Extracted data entries
══════

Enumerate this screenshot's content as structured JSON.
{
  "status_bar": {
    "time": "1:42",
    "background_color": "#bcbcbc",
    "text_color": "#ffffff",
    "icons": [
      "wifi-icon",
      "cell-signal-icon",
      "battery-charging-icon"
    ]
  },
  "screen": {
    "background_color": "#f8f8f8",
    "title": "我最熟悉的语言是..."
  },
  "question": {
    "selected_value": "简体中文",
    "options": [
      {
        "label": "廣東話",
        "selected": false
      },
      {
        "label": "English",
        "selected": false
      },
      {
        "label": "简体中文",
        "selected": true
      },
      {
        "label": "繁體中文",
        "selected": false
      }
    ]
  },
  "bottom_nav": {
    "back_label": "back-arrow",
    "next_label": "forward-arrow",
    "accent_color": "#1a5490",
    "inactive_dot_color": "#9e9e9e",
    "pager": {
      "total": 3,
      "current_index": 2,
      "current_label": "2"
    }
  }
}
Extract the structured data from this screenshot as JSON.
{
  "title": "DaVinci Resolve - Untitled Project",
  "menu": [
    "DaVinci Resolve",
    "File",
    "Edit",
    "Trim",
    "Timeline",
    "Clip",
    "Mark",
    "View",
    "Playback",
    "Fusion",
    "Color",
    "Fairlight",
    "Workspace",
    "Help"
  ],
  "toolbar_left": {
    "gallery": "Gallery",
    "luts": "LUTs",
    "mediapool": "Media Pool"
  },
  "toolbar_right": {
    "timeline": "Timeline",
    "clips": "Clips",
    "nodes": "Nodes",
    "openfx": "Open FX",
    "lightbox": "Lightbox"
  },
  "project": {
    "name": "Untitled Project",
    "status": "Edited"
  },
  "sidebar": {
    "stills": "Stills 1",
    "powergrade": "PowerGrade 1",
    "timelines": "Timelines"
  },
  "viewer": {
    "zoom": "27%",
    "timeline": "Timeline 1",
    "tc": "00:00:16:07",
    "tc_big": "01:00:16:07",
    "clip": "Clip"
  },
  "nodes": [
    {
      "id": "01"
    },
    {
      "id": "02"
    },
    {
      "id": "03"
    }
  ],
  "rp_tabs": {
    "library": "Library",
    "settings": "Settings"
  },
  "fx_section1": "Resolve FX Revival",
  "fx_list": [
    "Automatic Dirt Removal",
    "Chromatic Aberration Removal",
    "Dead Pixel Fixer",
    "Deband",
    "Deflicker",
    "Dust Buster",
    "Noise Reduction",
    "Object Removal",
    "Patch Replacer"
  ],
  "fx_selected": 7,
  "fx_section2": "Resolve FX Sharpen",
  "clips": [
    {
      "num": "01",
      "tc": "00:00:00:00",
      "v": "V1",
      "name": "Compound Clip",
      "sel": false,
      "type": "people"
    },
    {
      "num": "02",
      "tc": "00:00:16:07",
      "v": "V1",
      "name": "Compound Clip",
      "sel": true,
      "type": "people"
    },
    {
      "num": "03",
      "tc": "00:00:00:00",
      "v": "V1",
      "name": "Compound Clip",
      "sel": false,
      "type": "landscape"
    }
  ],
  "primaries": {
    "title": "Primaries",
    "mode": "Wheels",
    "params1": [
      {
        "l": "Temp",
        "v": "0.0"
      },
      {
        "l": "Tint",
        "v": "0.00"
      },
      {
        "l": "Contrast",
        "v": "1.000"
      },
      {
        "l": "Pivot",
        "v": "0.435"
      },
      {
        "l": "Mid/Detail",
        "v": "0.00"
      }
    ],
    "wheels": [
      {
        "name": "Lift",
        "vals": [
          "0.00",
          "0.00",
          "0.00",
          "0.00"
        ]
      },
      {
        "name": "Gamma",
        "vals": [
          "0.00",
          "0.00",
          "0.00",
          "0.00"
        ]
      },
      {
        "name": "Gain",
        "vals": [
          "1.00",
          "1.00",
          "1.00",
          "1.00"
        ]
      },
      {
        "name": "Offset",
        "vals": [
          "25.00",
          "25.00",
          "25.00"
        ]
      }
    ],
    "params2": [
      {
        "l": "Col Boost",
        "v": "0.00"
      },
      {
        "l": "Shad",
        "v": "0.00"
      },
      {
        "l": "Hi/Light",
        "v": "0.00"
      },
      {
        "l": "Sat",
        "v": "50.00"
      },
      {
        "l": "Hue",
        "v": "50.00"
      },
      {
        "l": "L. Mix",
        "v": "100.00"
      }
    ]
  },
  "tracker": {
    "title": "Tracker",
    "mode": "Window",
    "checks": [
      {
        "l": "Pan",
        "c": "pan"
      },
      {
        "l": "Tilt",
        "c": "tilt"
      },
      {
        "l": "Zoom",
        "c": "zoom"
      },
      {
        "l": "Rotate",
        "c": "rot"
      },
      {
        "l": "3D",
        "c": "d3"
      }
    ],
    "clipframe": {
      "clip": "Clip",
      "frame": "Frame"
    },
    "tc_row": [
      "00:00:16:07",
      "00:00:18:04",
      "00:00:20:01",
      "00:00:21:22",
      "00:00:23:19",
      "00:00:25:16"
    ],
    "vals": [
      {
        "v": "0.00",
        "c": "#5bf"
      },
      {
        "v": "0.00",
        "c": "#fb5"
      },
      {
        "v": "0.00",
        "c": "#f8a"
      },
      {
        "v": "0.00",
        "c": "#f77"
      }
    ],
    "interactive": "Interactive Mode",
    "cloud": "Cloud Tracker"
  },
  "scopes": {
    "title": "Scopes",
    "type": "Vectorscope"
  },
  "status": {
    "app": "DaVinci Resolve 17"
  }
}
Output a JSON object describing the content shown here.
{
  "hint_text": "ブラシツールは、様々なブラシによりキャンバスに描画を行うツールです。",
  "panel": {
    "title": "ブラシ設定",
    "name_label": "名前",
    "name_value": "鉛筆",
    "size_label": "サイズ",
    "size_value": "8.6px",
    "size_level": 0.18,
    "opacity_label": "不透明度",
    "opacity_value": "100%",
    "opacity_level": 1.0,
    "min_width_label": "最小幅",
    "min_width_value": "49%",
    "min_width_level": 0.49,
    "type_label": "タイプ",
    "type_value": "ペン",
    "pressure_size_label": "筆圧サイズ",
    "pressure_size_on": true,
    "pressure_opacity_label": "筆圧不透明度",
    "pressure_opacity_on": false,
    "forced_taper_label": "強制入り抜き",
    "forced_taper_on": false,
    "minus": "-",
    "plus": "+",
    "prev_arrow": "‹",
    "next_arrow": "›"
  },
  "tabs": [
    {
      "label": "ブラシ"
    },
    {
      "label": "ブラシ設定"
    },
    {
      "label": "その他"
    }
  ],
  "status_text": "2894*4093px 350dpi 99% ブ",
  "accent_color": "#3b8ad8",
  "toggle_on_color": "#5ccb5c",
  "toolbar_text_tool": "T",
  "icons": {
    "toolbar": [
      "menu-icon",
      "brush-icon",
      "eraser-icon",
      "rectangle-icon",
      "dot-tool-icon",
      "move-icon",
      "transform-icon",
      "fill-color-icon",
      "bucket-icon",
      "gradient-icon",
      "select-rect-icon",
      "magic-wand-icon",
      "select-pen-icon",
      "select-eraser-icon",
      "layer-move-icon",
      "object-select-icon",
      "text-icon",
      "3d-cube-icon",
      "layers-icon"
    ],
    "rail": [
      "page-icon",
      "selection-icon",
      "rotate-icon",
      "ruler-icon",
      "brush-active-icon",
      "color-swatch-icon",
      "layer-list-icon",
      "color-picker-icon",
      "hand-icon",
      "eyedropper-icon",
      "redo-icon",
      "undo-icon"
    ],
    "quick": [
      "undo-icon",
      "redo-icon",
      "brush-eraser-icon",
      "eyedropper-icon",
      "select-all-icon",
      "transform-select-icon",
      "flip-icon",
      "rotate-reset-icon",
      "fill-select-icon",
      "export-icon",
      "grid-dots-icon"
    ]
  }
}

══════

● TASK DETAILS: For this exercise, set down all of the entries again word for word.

● RESULT:
Enumerate this screenshot's content as structured JSON.
{
  "status_bar": {
    "time": "1:42",
    "background_color": "#bcbcbc",
    "text_color": "#ffffff",
    "icons": [
      "wifi-icon",
      "cell-signal-icon",
      "battery-charging-icon"
    ]
  },
  "screen": {
    "background_color": "#f8f8f8",
    "title": "我最熟悉的语言是..."
  },
  "question": {
    "selected_value": "简体中文",
    "options": [
      {
        "label": "廣東話",
        "selected": false
      },
      {
        "label": "English",
        "selected": false
      },
      {
        "label": "简体中文",
        "selected": true
      },
      {
        "label": "繁體中文",
        "selected": false
      }
    ]
  },
  "bottom_nav": {
    "back_label": "back-arrow",
    "next_label": "forward-arrow",
    "accent_color": "#1a5490",
    "inactive_dot_color": "#9e9e9e",
    "pager": {
      "total": 3,
      "current_index": 2,
      "current_label": "2"
    }
  }
}
Extract the structured data from this screenshot as JSON.
{
  "title": "DaVinci Resolve - Untitled Project",
  "menu": [
    "DaVinci Resolve",
    "File",
    "Edit",
    "Trim",
    "Timeline",
    "Clip",
    "Mark",
    "View",
    "Playback",
    "Fusion",
    "Color",
    "Fairlight",
    "Workspace",
    "Help"
  ],
  "toolbar_left": {
    "gallery": "Gallery",
    "luts": "LUTs",
    "mediapool": "Media Pool"
  },
  "toolbar_right": {
    "timeline": "Timeline",
    "clips": "Clips",
    "nodes": "Nodes",
    "openfx": "Open FX",
    "lightbox": "Lightbox"
  },
  "project": {
    "name": "Untitled Project",
    "status": "Edited"
  },
  "sidebar": {
    "stills": "Stills 1",
    "powergrade": "PowerGrade 1",
    "timelines": "Timelines"
  },
  "viewer": {
    "zoom": "27%",
    "timeline": "Timeline 1",
    "tc": "00:00:16:07",
    "tc_big": "01:00:16:07",
    "clip": "Clip"
  },
  "nodes": [
    {
      "id": "01"
    },
    {
      "id": "02"
    },
    {
      "id": "03"
    }
  ],
  "rp_tabs": {
    "library": "Library",
    "settings": "Settings"
  },
  "fx_section1": "Resolve FX Revival",
  "fx_list": [
    "Automatic Dirt Removal",
    "Chromatic Aberration Removal",
    "Dead Pixel Fixer",
    "Deband",
    "Deflicker",
    "Dust Buster",
    "Noise Reduction",
    "Object Removal",
    "Patch Replacer"
  ],
  "fx_selected": 7,
  "fx_section2": "Resolve FX Sharpen",
  "clips": [
    {
      "num": "01",
      "tc": "00:00:00:00",
      "v": "V1",
      "name": "Compound Clip",
      "sel": false,
      "type": "people"
    },
    {
      "num": "02",
      "tc": "00:00:16:07",
      "v": "V1",
      "name": "Compound Clip",
      "sel": true,
      "type": "people"
    },
    {
      "num": "03",
      "tc": "00:00:00:00",
      "v": "V1",
      "name": "Compound Clip",
      "sel": false,
      "type": "landscape"
    }
  ],
  "primaries": {
    "title": "Primaries",
    "mode": "Wheels",
    "params1": [
      {
        "l": "Temp",
        "v": "0.0"
      },
      {
        "l": "Tint",
        "v": "0.00"
      },
      {
        "l": "Contrast",
        "v": "1.000"
      },
      {
        "l": "Pivot",
        "v": "0.435"
      },
      {
        "l": "Mid/Detail",
        "v": "0.00"
      }
    ],
    "wheels": [
      {
        "name": "Lift",
        "vals": [
          "0.00",
          "0.00",
          "0.00",
          "0.00"
        ]
      },
      {
        "name": "Gamma",
        "vals": [
          "0.00",
          "0.00",
          "0.00",
          "0.00"
        ]
      },
      {
        "name": "Gain",
        "vals": [
          "1.00",
          "1.00",
          "1.00",
          "1.00"
        ]
      },
      {
        "name": "Offset",
        "vals": [
          "25.00",
          "25.00",
          "25.00"
        ]
      }
    ],
    "params2": [
      {
        "l": "Col Boost",
        "v": "0.00"
      },
      {
        "l": "Shad",
        "v": "0.00"
      },
      {
        "l": "Hi/Light",
        "v": "0.00"
      },
      {
        "l": "Sat",
        "v": "50.00"
      },
      {
        "l": "Hue",
        "v": "50.00"
      },
      {
        "l": "L. Mix",
        "v": "100.00"
      }
    ]
  },
  "tracker": {
    "title": "Tracker",
    "mode": "Window",
    "checks": [
      {
        "l": "Pan",
        "c": "pan"
      },
      {
        "l": "Tilt",
        "c": "tilt"
      },
      {
        "l": "Zoom",
        "c": "zoom"
      },
      {
        "l": "Rotate",
        "c": "rot"
      },
      {
        "l": "3D",
        "c": "d3"
      }
    ],
    "clipframe": {
      "clip": "Clip",
      "frame": "Frame"
    },
    "tc_row": [
      "00:00:16:07",
      "00:00:18:04",
      "00:00:20:01",
      "00:00:21:22",
      "00:00:23:19",
      "00:00:25:16"
    ],
    "vals": [
      {
        "v": "0.00",
        "c": "#5bf"
      },
      {
        "v": "0.00",
        "c": "#fb5"
      },
      {
        "v": "0.00",
        "c": "#f8a"
      },
      {
        "v": "0.00",
        "c": "#f77"
      }
    ],
    "interactive": "Interactive Mode",
    "cloud": "Cloud Tracker"
  },
  "scopes": {
    "title": "Scopes",
    "type": "Vectorscope"
  },
  "status": {
    "app": "DaVinci Resolve 17"
  }
}
Output a JSON object describing the content shown here.
{
  "hint_text": "ブラシツールは、様々なブラシによりキャンバスに描画を行うツールです。",
  "panel": {
    "title": "ブラシ設定",
    "name_label": "名前",
    "name_value": "鉛筆",
    "size_label": "サイズ",
    "size_value": "8.6px",
    "size_level": 0.18,
    "opacity_label": "不透明度",
    "opacity_value": "100%",
    "opacity_level": 1.0,
    "min_width_label": "最小幅",
    "min_width_value": "49%",
    "min_width_level": 0.49,
    "type_label": "タイプ",
    "type_value": "ペン",
    "pressure_size_label": "筆圧サイズ",
    "pressure_size_on": true,
    "pressure_opacity_label": "筆圧不透明度",
    "pressure_opacity_on": false,
    "forced_taper_label": "強制入り抜き",
    "forced_taper_on": false,
    "minus": "-",
    "plus": "+",
    "prev_arrow": "‹",
    "next_arrow": "›"
  },
  "tabs": [
    {
      "label": "ブラシ"
    },
    {
      "label": "ブラシ設定"
    },
    {
      "label": "その他"
    }
  ],
  "status_text": "2894*4093px 350dpi 99% ブ",
  "accent_color": "#3b8ad8",
  "toggle_on_color": "#5ccb5c",
  "toolbar_text_tool": "T",
  "icons": {
    "toolbar": [
      "menu-icon",
      "brush-icon",
      "eraser-icon",
      "rectangle-icon",
      "dot-tool-icon",
      "move-icon",
      "transform-icon",
      "fill-color-icon",
      "bucket-icon",
      "gradient-icon",
      "select-rect-icon",
      "magic-wand-icon",
      "select-pen-icon",
      "select-eraser-icon",
      "layer-move-icon",
      "object-select-icon",
      "text-icon",
      "3d-cube-icon",
      "layers-icon"
    ],
    "rail": [
      "page-icon",
      "selection-icon",
      "rotate-icon",
      "ruler-icon",
      "brush-active-icon",
      "color-swatch-icon",
      "layer-list-icon",
      "color-picker-icon",
      "hand-icon",
      "eyedropper-icon",
      "redo-icon",
      "undo-icon"
    ],
    "quick": [
      "undo-icon",
      "redo-icon",
      "brush-eraser-icon",
      "eyedropper-icon",
      "select-all-icon",
      "transform-select-icon",
      "flip-icon",
      "rotate-reset-icon",
      "fill-select-icon",
      "export-icon",
      "grid-dots-icon"
    ]
  }
}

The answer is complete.